*Record set*
________________

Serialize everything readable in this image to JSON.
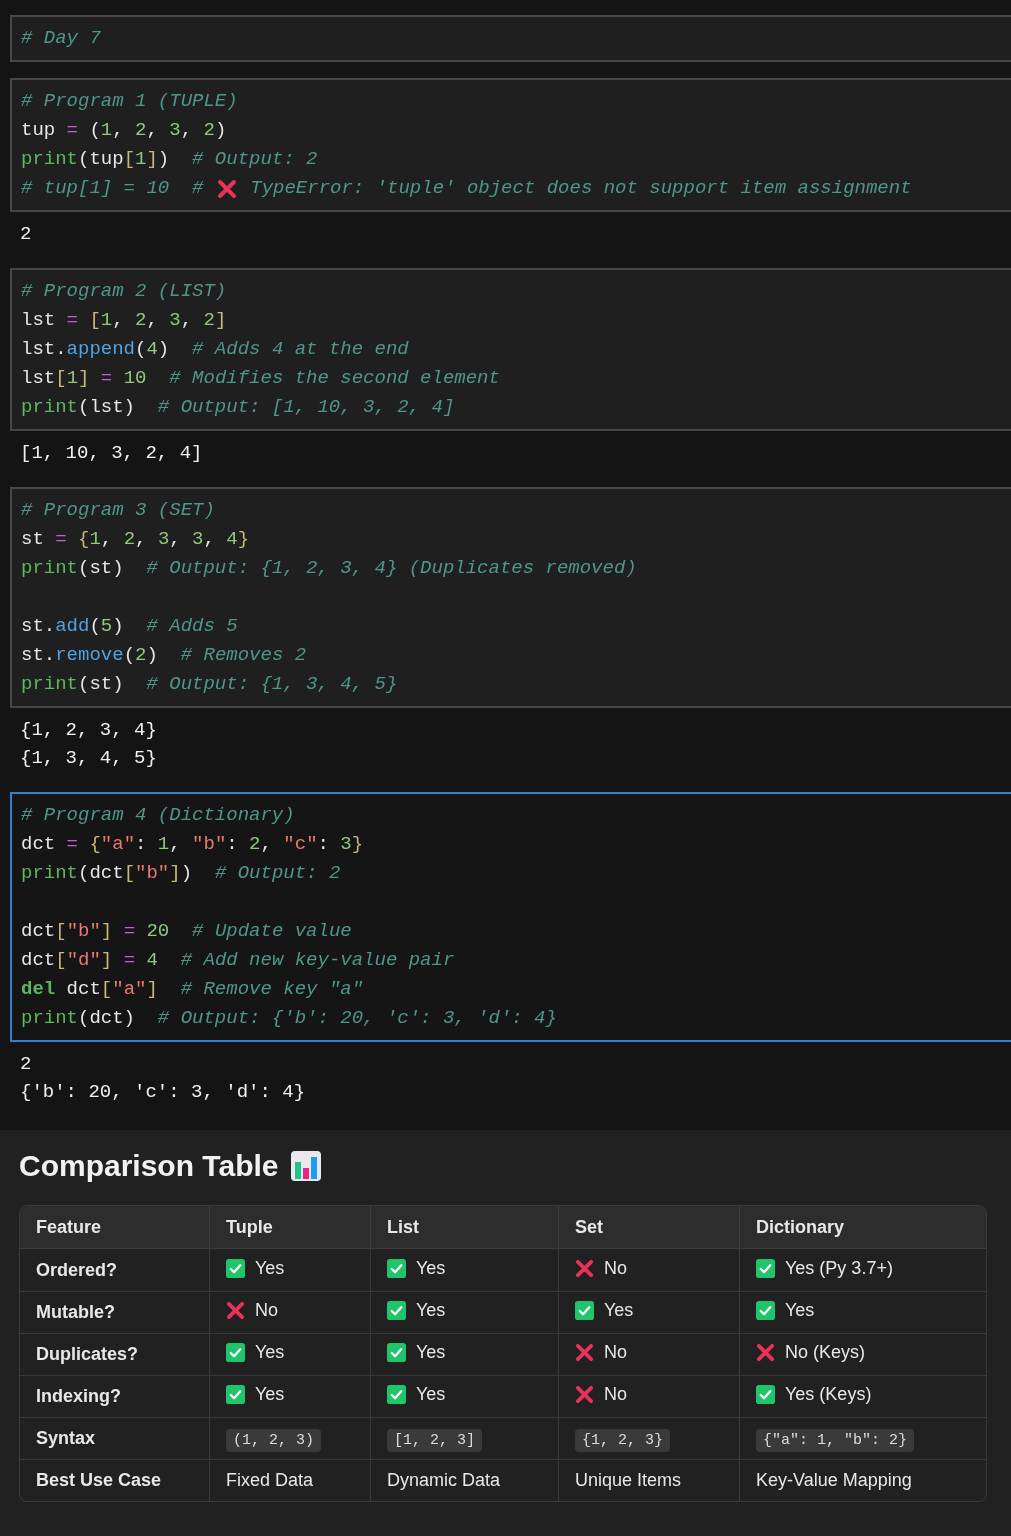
{
  "notebook": {
    "cells": [
      {
        "selected": false,
        "lines": [
          {
            "kind": "code",
            "tokens": [
              {
                "kind": "comment",
                "text": "# Day 7"
              }
            ]
          }
        ]
      },
      {
        "selected": false,
        "lines": [
          {
            "kind": "code",
            "tokens": [
              {
                "kind": "comment",
                "text": "# Program 1 (TUPLE)"
              }
            ]
          },
          {
            "kind": "code",
            "tokens": [
              {
                "kind": "var",
                "text": "tup "
              },
              {
                "kind": "op",
                "text": "="
              },
              {
                "kind": "punct",
                "text": " ("
              },
              {
                "kind": "num",
                "text": "1"
              },
              {
                "kind": "punct",
                "text": ", "
              },
              {
                "kind": "num",
                "text": "2"
              },
              {
                "kind": "punct",
                "text": ", "
              },
              {
                "kind": "num",
                "text": "3"
              },
              {
                "kind": "punct",
                "text": ", "
              },
              {
                "kind": "num",
                "text": "2"
              },
              {
                "kind": "punct",
                "text": ")"
              }
            ]
          },
          {
            "kind": "code",
            "tokens": [
              {
                "kind": "func",
                "text": "print"
              },
              {
                "kind": "punct",
                "text": "(tup"
              },
              {
                "kind": "bracket",
                "text": "["
              },
              {
                "kind": "num",
                "text": "1"
              },
              {
                "kind": "bracket",
                "text": "]"
              },
              {
                "kind": "punct",
                "text": ")  "
              },
              {
                "kind": "comment",
                "text": "# Output: 2"
              }
            ]
          },
          {
            "kind": "code",
            "tokens": [
              {
                "kind": "comment",
                "text": "# tup[1] = 10  # "
              },
              {
                "kind": "cross"
              },
              {
                "kind": "comment",
                "text": " TypeError: 'tuple' object does not support item assignment"
              }
            ]
          }
        ],
        "outputs": [
          "2"
        ]
      },
      {
        "selected": false,
        "lines": [
          {
            "kind": "code",
            "tokens": [
              {
                "kind": "comment",
                "text": "# Program 2 (LIST)"
              }
            ]
          },
          {
            "kind": "code",
            "tokens": [
              {
                "kind": "var",
                "text": "lst "
              },
              {
                "kind": "op",
                "text": "= "
              },
              {
                "kind": "bracket",
                "text": "["
              },
              {
                "kind": "num",
                "text": "1"
              },
              {
                "kind": "punct",
                "text": ", "
              },
              {
                "kind": "num",
                "text": "2"
              },
              {
                "kind": "punct",
                "text": ", "
              },
              {
                "kind": "num",
                "text": "3"
              },
              {
                "kind": "punct",
                "text": ", "
              },
              {
                "kind": "num",
                "text": "2"
              },
              {
                "kind": "bracket",
                "text": "]"
              }
            ]
          },
          {
            "kind": "code",
            "tokens": [
              {
                "kind": "var",
                "text": "lst."
              },
              {
                "kind": "method",
                "text": "append"
              },
              {
                "kind": "punct",
                "text": "("
              },
              {
                "kind": "num",
                "text": "4"
              },
              {
                "kind": "punct",
                "text": ")  "
              },
              {
                "kind": "comment",
                "text": "# Adds 4 at the end"
              }
            ]
          },
          {
            "kind": "code",
            "tokens": [
              {
                "kind": "var",
                "text": "lst"
              },
              {
                "kind": "bracket",
                "text": "["
              },
              {
                "kind": "num",
                "text": "1"
              },
              {
                "kind": "bracket",
                "text": "]"
              },
              {
                "kind": "op",
                "text": " = "
              },
              {
                "kind": "num",
                "text": "10"
              },
              {
                "kind": "comment",
                "text": "  # Modifies the second element"
              }
            ]
          },
          {
            "kind": "code",
            "tokens": [
              {
                "kind": "func",
                "text": "print"
              },
              {
                "kind": "punct",
                "text": "(lst)  "
              },
              {
                "kind": "comment",
                "text": "# Output: [1, 10, 3, 2, 4]"
              }
            ]
          }
        ],
        "outputs": [
          "[1, 10, 3, 2, 4]"
        ]
      },
      {
        "selected": false,
        "lines": [
          {
            "kind": "code",
            "tokens": [
              {
                "kind": "comment",
                "text": "# Program 3 (SET)"
              }
            ]
          },
          {
            "kind": "code",
            "tokens": [
              {
                "kind": "var",
                "text": "st "
              },
              {
                "kind": "op",
                "text": "= "
              },
              {
                "kind": "bracket",
                "text": "{"
              },
              {
                "kind": "num",
                "text": "1"
              },
              {
                "kind": "punct",
                "text": ", "
              },
              {
                "kind": "num",
                "text": "2"
              },
              {
                "kind": "punct",
                "text": ", "
              },
              {
                "kind": "num",
                "text": "3"
              },
              {
                "kind": "punct",
                "text": ", "
              },
              {
                "kind": "num",
                "text": "3"
              },
              {
                "kind": "punct",
                "text": ", "
              },
              {
                "kind": "num",
                "text": "4"
              },
              {
                "kind": "bracket",
                "text": "}"
              }
            ]
          },
          {
            "kind": "code",
            "tokens": [
              {
                "kind": "func",
                "text": "print"
              },
              {
                "kind": "punct",
                "text": "(st)  "
              },
              {
                "kind": "comment",
                "text": "# Output: {1, 2, 3, 4} (Duplicates removed)"
              }
            ]
          },
          {
            "kind": "blank"
          },
          {
            "kind": "code",
            "tokens": [
              {
                "kind": "var",
                "text": "st."
              },
              {
                "kind": "method",
                "text": "add"
              },
              {
                "kind": "punct",
                "text": "("
              },
              {
                "kind": "num",
                "text": "5"
              },
              {
                "kind": "punct",
                "text": ")  "
              },
              {
                "kind": "comment",
                "text": "# Adds 5"
              }
            ]
          },
          {
            "kind": "code",
            "tokens": [
              {
                "kind": "var",
                "text": "st."
              },
              {
                "kind": "method",
                "text": "remove"
              },
              {
                "kind": "punct",
                "text": "("
              },
              {
                "kind": "num",
                "text": "2"
              },
              {
                "kind": "punct",
                "text": ")  "
              },
              {
                "kind": "comment",
                "text": "# Removes 2"
              }
            ]
          },
          {
            "kind": "code",
            "tokens": [
              {
                "kind": "func",
                "text": "print"
              },
              {
                "kind": "punct",
                "text": "(st)  "
              },
              {
                "kind": "comment",
                "text": "# Output: {1, 3, 4, 5}"
              }
            ]
          }
        ],
        "outputs": [
          "{1, 2, 3, 4}",
          "{1, 3, 4, 5}"
        ]
      },
      {
        "selected": true,
        "lines": [
          {
            "kind": "code",
            "tokens": [
              {
                "kind": "comment",
                "text": "# Program 4 (Dictionary)"
              }
            ]
          },
          {
            "kind": "code",
            "tokens": [
              {
                "kind": "var",
                "text": "dct "
              },
              {
                "kind": "op",
                "text": "= "
              },
              {
                "kind": "bracket",
                "text": "{"
              },
              {
                "kind": "str",
                "text": "\"a\""
              },
              {
                "kind": "punct",
                "text": ": "
              },
              {
                "kind": "num",
                "text": "1"
              },
              {
                "kind": "punct",
                "text": ", "
              },
              {
                "kind": "str",
                "text": "\"b\""
              },
              {
                "kind": "punct",
                "text": ": "
              },
              {
                "kind": "num",
                "text": "2"
              },
              {
                "kind": "punct",
                "text": ", "
              },
              {
                "kind": "str",
                "text": "\"c\""
              },
              {
                "kind": "punct",
                "text": ": "
              },
              {
                "kind": "num",
                "text": "3"
              },
              {
                "kind": "bracket",
                "text": "}"
              }
            ]
          },
          {
            "kind": "code",
            "tokens": [
              {
                "kind": "func",
                "text": "print"
              },
              {
                "kind": "punct",
                "text": "(dct"
              },
              {
                "kind": "bracket",
                "text": "["
              },
              {
                "kind": "str",
                "text": "\"b\""
              },
              {
                "kind": "bracket",
                "text": "]"
              },
              {
                "kind": "punct",
                "text": ")  "
              },
              {
                "kind": "comment",
                "text": "# Output: 2"
              }
            ]
          },
          {
            "kind": "blank"
          },
          {
            "kind": "code",
            "tokens": [
              {
                "kind": "var",
                "text": "dct"
              },
              {
                "kind": "bracket",
                "text": "["
              },
              {
                "kind": "str",
                "text": "\"b\""
              },
              {
                "kind": "bracket",
                "text": "]"
              },
              {
                "kind": "op",
                "text": " = "
              },
              {
                "kind": "num",
                "text": "20"
              },
              {
                "kind": "comment",
                "text": "  # Update value"
              }
            ]
          },
          {
            "kind": "code",
            "tokens": [
              {
                "kind": "var",
                "text": "dct"
              },
              {
                "kind": "bracket",
                "text": "["
              },
              {
                "kind": "str",
                "text": "\"d\""
              },
              {
                "kind": "bracket",
                "text": "]"
              },
              {
                "kind": "op",
                "text": " = "
              },
              {
                "kind": "num",
                "text": "4"
              },
              {
                "kind": "comment",
                "text": "  # Add new key-value pair"
              }
            ]
          },
          {
            "kind": "code",
            "tokens": [
              {
                "kind": "keyword",
                "text": "del"
              },
              {
                "kind": "punct",
                "text": " dct"
              },
              {
                "kind": "bracket",
                "text": "["
              },
              {
                "kind": "str",
                "text": "\"a\""
              },
              {
                "kind": "bracket",
                "text": "]"
              },
              {
                "kind": "comment",
                "text": "  # Remove key \"a\""
              }
            ]
          },
          {
            "kind": "code",
            "tokens": [
              {
                "kind": "func",
                "text": "print"
              },
              {
                "kind": "punct",
                "text": "(dct)  "
              },
              {
                "kind": "comment",
                "text": "# Output: {'b': 20, 'c': 3, 'd': 4}"
              }
            ]
          }
        ],
        "outputs": [
          "2",
          "{'b': 20, 'c': 3, 'd': 4}"
        ]
      }
    ]
  },
  "comparison": {
    "title": "Comparison Table",
    "columns": [
      "Feature",
      "Tuple",
      "List",
      "Set",
      "Dictionary"
    ],
    "rows": [
      [
        {
          "kind": "label",
          "text": "Ordered?"
        },
        {
          "kind": "check",
          "text": "Yes"
        },
        {
          "kind": "check",
          "text": "Yes"
        },
        {
          "kind": "cross",
          "text": "No"
        },
        {
          "kind": "check",
          "text": "Yes (Py 3.7+)"
        }
      ],
      [
        {
          "kind": "label",
          "text": "Mutable?"
        },
        {
          "kind": "cross",
          "text": "No"
        },
        {
          "kind": "check",
          "text": "Yes"
        },
        {
          "kind": "check",
          "text": "Yes"
        },
        {
          "kind": "check",
          "text": "Yes"
        }
      ],
      [
        {
          "kind": "label",
          "text": "Duplicates?"
        },
        {
          "kind": "check",
          "text": "Yes"
        },
        {
          "kind": "check",
          "text": "Yes"
        },
        {
          "kind": "cross",
          "text": "No"
        },
        {
          "kind": "cross",
          "text": "No (Keys)"
        }
      ],
      [
        {
          "kind": "label",
          "text": "Indexing?"
        },
        {
          "kind": "check",
          "text": "Yes"
        },
        {
          "kind": "check",
          "text": "Yes"
        },
        {
          "kind": "cross",
          "text": "No"
        },
        {
          "kind": "check",
          "text": "Yes (Keys)"
        }
      ],
      [
        {
          "kind": "label",
          "text": "Syntax"
        },
        {
          "kind": "code",
          "text": "(1, 2, 3)"
        },
        {
          "kind": "code",
          "text": "[1, 2, 3]"
        },
        {
          "kind": "code",
          "text": "{1, 2, 3}"
        },
        {
          "kind": "code",
          "text": "{\"a\": 1, \"b\": 2}"
        }
      ],
      [
        {
          "kind": "label",
          "text": "Best Use Case"
        },
        {
          "kind": "text",
          "text": "Fixed Data"
        },
        {
          "kind": "text",
          "text": "Dynamic Data"
        },
        {
          "kind": "text",
          "text": "Unique Items"
        },
        {
          "kind": "text",
          "text": "Key-Value Mapping"
        }
      ]
    ]
  }
}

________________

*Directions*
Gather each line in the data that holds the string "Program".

*Final answer*
                "text": "# Program 1 (TUPLE)"
                "text": "# Program 2 (LIST)"
                "text": "# Program 3 (SET)"
                "text": "# Program 4 (Dictionary)"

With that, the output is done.